● **Task brief**
An exact reproduction of all entries is required.

**********

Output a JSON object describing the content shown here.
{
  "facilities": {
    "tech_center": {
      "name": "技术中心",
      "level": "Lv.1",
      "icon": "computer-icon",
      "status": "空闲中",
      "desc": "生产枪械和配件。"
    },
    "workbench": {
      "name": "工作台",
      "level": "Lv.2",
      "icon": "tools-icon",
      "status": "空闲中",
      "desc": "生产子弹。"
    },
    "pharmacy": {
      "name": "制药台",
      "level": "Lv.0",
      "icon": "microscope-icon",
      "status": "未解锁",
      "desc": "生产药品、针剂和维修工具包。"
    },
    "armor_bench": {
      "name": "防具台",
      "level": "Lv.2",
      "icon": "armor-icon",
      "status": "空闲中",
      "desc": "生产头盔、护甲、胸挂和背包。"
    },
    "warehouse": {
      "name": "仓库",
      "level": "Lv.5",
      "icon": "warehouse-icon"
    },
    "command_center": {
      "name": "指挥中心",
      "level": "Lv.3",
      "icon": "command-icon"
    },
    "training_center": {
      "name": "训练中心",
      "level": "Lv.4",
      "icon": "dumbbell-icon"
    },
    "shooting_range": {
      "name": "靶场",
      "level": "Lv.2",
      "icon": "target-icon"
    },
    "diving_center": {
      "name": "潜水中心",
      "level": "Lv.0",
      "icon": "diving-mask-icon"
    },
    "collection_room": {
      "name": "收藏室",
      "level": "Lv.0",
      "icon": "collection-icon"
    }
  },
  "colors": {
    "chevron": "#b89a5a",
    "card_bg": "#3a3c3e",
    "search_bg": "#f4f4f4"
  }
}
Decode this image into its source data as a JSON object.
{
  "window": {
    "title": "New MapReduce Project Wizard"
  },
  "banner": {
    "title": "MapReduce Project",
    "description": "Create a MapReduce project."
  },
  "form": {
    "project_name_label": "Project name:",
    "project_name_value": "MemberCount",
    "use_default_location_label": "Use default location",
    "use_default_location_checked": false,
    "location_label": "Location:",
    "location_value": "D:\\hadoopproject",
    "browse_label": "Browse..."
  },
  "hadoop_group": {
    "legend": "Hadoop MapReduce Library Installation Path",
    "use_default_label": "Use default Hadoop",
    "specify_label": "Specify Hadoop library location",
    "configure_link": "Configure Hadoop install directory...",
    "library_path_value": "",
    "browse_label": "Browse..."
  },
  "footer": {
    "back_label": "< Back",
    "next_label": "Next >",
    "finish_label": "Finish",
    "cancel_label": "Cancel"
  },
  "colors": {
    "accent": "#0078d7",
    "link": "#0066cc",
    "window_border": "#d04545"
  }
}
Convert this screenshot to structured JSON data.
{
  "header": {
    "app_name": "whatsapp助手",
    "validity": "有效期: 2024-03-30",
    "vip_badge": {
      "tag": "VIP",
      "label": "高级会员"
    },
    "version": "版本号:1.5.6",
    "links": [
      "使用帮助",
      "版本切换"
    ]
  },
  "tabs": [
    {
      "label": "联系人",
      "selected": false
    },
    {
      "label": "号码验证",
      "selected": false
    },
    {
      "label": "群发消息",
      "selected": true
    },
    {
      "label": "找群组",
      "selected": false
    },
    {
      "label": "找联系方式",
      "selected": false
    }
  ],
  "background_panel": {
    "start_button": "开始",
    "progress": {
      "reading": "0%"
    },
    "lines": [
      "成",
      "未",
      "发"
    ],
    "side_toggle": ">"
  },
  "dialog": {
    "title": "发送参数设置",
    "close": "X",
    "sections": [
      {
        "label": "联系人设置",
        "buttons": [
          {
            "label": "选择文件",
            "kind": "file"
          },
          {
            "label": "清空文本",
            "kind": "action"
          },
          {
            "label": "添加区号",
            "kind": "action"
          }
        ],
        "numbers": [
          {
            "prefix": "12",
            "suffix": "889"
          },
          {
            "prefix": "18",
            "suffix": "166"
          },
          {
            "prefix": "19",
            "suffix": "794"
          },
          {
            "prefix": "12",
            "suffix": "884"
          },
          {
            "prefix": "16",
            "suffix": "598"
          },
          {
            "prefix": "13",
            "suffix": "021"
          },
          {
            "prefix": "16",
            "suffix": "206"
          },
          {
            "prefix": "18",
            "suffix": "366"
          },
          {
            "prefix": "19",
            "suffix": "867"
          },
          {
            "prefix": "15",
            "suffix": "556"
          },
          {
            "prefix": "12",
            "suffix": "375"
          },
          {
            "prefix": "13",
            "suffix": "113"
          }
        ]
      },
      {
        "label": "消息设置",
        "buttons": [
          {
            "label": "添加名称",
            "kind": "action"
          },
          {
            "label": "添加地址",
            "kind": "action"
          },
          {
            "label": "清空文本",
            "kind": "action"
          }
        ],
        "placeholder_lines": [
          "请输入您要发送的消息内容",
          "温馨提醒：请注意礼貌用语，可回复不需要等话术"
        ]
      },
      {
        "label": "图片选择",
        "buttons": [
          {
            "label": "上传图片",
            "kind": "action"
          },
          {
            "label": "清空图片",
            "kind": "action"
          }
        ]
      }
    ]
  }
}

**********

● **Exercise response**
Output a JSON object describing the content shown here.
{
  "facilities": {
    "tech_center": {
      "name": "技术中心",
      "level": "Lv.1",
      "icon": "computer-icon",
      "status": "空闲中",
      "desc": "生产枪械和配件。"
    },
    "workbench": {
      "name": "工作台",
      "level": "Lv.2",
      "icon": "tools-icon",
      "status": "空闲中",
      "desc": "生产子弹。"
    },
    "pharmacy": {
      "name": "制药台",
      "level": "Lv.0",
      "icon": "microscope-icon",
      "status": "未解锁",
      "desc": "生产药品、针剂和维修工具包。"
    },
    "armor_bench": {
      "name": "防具台",
      "level": "Lv.2",
      "icon": "armor-icon",
      "status": "空闲中",
      "desc": "生产头盔、护甲、胸挂和背包。"
    },
    "warehouse": {
      "name": "仓库",
      "level": "Lv.5",
      "icon": "warehouse-icon"
    },
    "command_center": {
      "name": "指挥中心",
      "level": "Lv.3",
      "icon": "command-icon"
    },
    "training_center": {
      "name": "训练中心",
      "level": "Lv.4",
      "icon": "dumbbell-icon"
    },
    "shooting_range": {
      "name": "靶场",
      "level": "Lv.2",
      "icon": "target-icon"
    },
    "diving_center": {
      "name": "潜水中心",
      "level": "Lv.0",
      "icon": "diving-mask-icon"
    },
    "collection_room": {
      "name": "收藏室",
      "level": "Lv.0",
      "icon": "collection-icon"
    }
  },
  "colors": {
    "chevron": "#b89a5a",
    "card_bg": "#3a3c3e",
    "search_bg": "#f4f4f4"
  }
}
Decode this image into its source data as a JSON object.
{
  "window": {
    "title": "New MapReduce Project Wizard"
  },
  "banner": {
    "title": "MapReduce Project",
    "description": "Create a MapReduce project."
  },
  "form": {
    "project_name_label": "Project name:",
    "project_name_value": "MemberCount",
    "use_default_location_label": "Use default location",
    "use_default_location_checked": false,
    "location_label": "Location:",
    "location_value": "D:\\hadoopproject",
    "browse_label": "Browse..."
  },
  "hadoop_group": {
    "legend": "Hadoop MapReduce Library Installation Path",
    "use_default_label": "Use default Hadoop",
    "specify_label": "Specify Hadoop library location",
    "configure_link": "Configure Hadoop install directory...",
    "library_path_value": "",
    "browse_label": "Browse..."
  },
  "footer": {
    "back_label": "< Back",
    "next_label": "Next >",
    "finish_label": "Finish",
    "cancel_label": "Cancel"
  },
  "colors": {
    "accent": "#0078d7",
    "link": "#0066cc",
    "window_border": "#d04545"
  }
}
Convert this screenshot to structured JSON data.
{
  "header": {
    "app_name": "whatsapp助手",
    "validity": "有效期: 2024-03-30",
    "vip_badge": {
      "tag": "VIP",
      "label": "高级会员"
    },
    "version": "版本号:1.5.6",
    "links": [
      "使用帮助",
      "版本切换"
    ]
  },
  "tabs": [
    {
      "label": "联系人",
      "selected": false
    },
    {
      "label": "号码验证",
      "selected": false
    },
    {
      "label": "群发消息",
      "selected": true
    },
    {
      "label": "找群组",
      "selected": false
    },
    {
      "label": "找联系方式",
      "selected": false
    }
  ],
  "background_panel": {
    "start_button": "开始",
    "progress": {
      "reading": "0%"
    },
    "lines": [
      "成",
      "未",
      "发"
    ],
    "side_toggle": ">"
  },
  "dialog": {
    "title": "发送参数设置",
    "close": "X",
    "sections": [
      {
        "label": "联系人设置",
        "buttons": [
          {
            "label": "选择文件",
            "kind": "file"
          },
          {
            "label": "清空文本",
            "kind": "action"
          },
          {
            "label": "添加区号",
            "kind": "action"
          }
        ],
        "numbers": [
          {
            "prefix": "12",
            "suffix": "889"
          },
          {
            "prefix": "18",
            "suffix": "166"
          },
          {
            "prefix": "19",
            "suffix": "794"
          },
          {
            "prefix": "12",
            "suffix": "884"
          },
          {
            "prefix": "16",
            "suffix": "598"
          },
          {
            "prefix": "13",
            "suffix": "021"
          },
          {
            "prefix": "16",
            "suffix": "206"
          },
          {
            "prefix": "18",
            "suffix": "366"
          },
          {
            "prefix": "19",
            "suffix": "867"
          },
          {
            "prefix": "15",
            "suffix": "556"
          },
          {
            "prefix": "12",
            "suffix": "375"
          },
          {
            "prefix": "13",
            "suffix": "113"
          }
        ]
      },
      {
        "label": "消息设置",
        "buttons": [
          {
            "label": "添加名称",
            "kind": "action"
          },
          {
            "label": "添加地址",
            "kind": "action"
          },
          {
            "label": "清空文本",
            "kind": "action"
          }
        ],
        "placeholder_lines": [
          "请输入您要发送的消息内容",
          "温馨提醒：请注意礼貌用语，可回复不需要等话术"
        ]
      },
      {
        "label": "图片选择",
        "buttons": [
          {
            "label": "上传图片",
            "kind": "action"
          },
          {
            "label": "清空图片",
            "kind": "action"
          }
        ]
      }
    ]
  }
}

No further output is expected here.